The

Grammys

She has supported the Dreamers openly and has shared her immigration story many times. At the 2018 Grammys, Camila took the stage and said this:

I am so proud to be Cuban-Mexican. This country was built on immigrants. People who were brave enough to start over. How strong we are to leave behind everything we know in hopes of something better. We are not fearless, we just have dreams bigger than our fears. We jump. We run. We swim, we move mountains, we do whatever it takes. And so next time, when anybody wants to tell you they want to build a "wall" on our border, remember behind that wall is struggle, determination, hunger. Behind that wall, could be the next cure for cancer, the next scientist, the next artist, the next drummer, the next anything they work hard enough to become.

Camila Cabello and her family tell the story themselves. 12

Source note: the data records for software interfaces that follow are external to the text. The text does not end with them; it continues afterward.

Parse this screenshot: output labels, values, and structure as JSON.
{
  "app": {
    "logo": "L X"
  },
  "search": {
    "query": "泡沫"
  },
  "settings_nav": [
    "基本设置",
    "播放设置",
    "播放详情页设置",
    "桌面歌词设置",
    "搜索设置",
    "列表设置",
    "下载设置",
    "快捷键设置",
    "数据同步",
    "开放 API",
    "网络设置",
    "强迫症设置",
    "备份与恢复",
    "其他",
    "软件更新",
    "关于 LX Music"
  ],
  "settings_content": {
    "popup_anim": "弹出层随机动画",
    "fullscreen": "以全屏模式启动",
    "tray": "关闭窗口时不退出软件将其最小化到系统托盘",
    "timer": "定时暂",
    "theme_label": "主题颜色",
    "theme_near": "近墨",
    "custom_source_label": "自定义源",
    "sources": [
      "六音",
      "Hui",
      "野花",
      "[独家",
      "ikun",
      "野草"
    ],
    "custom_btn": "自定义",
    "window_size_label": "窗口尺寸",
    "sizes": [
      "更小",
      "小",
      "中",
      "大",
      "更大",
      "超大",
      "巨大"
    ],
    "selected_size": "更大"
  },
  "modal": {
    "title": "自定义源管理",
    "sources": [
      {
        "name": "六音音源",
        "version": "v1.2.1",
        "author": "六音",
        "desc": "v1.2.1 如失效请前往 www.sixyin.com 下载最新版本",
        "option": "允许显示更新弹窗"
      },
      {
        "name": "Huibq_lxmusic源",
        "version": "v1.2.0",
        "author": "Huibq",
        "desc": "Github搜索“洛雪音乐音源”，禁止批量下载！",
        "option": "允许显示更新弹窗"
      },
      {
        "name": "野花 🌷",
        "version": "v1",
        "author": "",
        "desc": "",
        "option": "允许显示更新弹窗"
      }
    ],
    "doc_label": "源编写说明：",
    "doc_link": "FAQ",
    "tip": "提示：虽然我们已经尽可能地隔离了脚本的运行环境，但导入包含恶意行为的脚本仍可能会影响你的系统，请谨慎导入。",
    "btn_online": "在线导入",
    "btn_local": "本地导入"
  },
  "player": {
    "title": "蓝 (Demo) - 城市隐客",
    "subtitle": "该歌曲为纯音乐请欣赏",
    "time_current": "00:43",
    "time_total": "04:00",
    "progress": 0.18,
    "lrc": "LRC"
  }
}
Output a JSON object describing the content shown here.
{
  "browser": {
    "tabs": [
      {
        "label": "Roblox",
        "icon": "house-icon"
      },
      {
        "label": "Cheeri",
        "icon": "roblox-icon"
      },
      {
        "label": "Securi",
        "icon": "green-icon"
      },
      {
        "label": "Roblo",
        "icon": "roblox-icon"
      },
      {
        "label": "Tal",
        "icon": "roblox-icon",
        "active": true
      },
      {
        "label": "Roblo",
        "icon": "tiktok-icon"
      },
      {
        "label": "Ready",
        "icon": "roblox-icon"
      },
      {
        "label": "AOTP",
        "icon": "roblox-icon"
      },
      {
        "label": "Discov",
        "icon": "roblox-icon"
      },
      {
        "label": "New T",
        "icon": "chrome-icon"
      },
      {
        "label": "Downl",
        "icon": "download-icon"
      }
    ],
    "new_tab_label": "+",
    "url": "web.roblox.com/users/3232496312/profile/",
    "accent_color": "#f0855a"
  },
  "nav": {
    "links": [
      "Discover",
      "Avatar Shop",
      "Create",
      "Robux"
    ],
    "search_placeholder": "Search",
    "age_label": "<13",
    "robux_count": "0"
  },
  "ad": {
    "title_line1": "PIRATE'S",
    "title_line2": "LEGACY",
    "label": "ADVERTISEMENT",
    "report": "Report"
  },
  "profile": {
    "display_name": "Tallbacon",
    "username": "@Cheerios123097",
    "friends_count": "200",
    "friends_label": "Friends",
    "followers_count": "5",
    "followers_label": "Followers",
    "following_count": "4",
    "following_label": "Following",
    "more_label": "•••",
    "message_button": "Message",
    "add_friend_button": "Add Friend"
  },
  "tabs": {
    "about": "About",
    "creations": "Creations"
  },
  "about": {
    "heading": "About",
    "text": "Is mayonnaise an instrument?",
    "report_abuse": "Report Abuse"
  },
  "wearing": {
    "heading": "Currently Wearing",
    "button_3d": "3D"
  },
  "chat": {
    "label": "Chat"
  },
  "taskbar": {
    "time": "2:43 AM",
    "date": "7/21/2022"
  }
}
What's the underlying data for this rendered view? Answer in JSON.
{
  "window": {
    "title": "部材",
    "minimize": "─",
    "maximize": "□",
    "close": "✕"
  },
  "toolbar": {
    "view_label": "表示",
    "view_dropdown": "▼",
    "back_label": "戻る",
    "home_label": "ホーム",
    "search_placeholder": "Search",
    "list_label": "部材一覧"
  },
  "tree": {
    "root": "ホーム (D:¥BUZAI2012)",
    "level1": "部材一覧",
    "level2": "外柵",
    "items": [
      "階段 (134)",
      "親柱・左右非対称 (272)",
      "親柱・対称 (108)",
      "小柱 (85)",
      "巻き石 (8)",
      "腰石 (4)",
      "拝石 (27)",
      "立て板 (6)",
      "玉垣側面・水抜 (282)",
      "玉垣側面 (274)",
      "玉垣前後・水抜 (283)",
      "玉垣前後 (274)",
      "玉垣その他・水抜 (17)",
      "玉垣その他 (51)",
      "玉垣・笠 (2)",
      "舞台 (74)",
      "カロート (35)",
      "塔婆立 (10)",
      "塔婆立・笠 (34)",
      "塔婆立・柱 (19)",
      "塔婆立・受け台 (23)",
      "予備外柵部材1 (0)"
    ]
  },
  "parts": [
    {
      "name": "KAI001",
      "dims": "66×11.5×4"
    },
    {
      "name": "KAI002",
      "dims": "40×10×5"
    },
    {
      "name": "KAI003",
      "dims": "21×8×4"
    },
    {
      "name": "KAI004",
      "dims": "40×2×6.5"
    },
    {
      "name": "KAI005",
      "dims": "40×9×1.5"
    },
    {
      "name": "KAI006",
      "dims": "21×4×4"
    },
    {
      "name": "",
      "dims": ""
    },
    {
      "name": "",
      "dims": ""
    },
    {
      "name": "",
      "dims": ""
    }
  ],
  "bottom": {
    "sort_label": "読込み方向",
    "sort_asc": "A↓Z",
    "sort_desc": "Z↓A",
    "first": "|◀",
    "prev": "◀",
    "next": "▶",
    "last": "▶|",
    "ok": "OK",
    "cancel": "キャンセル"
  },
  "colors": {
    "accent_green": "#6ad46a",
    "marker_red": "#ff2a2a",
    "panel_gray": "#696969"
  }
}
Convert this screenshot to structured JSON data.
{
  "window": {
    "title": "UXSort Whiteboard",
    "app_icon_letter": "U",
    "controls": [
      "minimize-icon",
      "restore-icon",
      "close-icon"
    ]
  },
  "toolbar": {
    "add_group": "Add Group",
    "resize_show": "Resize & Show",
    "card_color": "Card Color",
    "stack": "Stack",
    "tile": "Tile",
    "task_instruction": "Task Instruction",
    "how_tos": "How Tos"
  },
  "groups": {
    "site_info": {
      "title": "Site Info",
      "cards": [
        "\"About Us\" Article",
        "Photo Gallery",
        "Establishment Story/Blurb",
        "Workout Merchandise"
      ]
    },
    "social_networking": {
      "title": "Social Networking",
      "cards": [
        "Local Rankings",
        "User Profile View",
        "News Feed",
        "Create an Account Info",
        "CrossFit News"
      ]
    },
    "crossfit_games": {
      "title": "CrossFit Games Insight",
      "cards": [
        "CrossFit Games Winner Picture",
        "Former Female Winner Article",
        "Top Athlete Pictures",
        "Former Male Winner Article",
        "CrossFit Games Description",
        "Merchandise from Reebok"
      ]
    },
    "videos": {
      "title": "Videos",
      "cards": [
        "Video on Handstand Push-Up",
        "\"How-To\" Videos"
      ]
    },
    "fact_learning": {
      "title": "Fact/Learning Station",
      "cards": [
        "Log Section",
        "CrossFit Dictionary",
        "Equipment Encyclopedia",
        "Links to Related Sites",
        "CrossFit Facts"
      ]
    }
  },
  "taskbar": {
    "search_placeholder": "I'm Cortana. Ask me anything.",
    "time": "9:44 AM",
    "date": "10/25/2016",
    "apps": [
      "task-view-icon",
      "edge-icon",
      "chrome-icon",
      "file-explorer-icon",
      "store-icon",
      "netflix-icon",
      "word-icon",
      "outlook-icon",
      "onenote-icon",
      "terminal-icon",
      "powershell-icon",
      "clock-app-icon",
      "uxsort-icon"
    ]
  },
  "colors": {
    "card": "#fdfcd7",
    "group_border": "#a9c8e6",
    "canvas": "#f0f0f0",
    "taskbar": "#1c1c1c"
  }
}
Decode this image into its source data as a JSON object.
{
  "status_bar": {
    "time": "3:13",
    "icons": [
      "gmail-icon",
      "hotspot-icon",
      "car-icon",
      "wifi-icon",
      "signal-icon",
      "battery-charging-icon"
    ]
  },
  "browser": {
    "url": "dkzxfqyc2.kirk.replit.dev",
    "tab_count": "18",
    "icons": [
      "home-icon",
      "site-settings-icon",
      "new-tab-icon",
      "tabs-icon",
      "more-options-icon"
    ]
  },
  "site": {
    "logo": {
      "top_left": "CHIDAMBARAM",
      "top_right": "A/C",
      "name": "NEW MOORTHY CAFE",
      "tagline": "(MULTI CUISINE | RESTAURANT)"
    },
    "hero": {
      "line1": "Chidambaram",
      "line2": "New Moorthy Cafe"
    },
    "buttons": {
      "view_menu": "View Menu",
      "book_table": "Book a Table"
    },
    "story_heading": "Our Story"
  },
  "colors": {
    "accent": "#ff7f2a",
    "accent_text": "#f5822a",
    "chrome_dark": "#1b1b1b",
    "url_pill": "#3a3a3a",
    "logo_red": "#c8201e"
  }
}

YouTube's Camila Cabello: Made in Miami is quite telling and it has the best home videos of the Cabello family. So inspiring.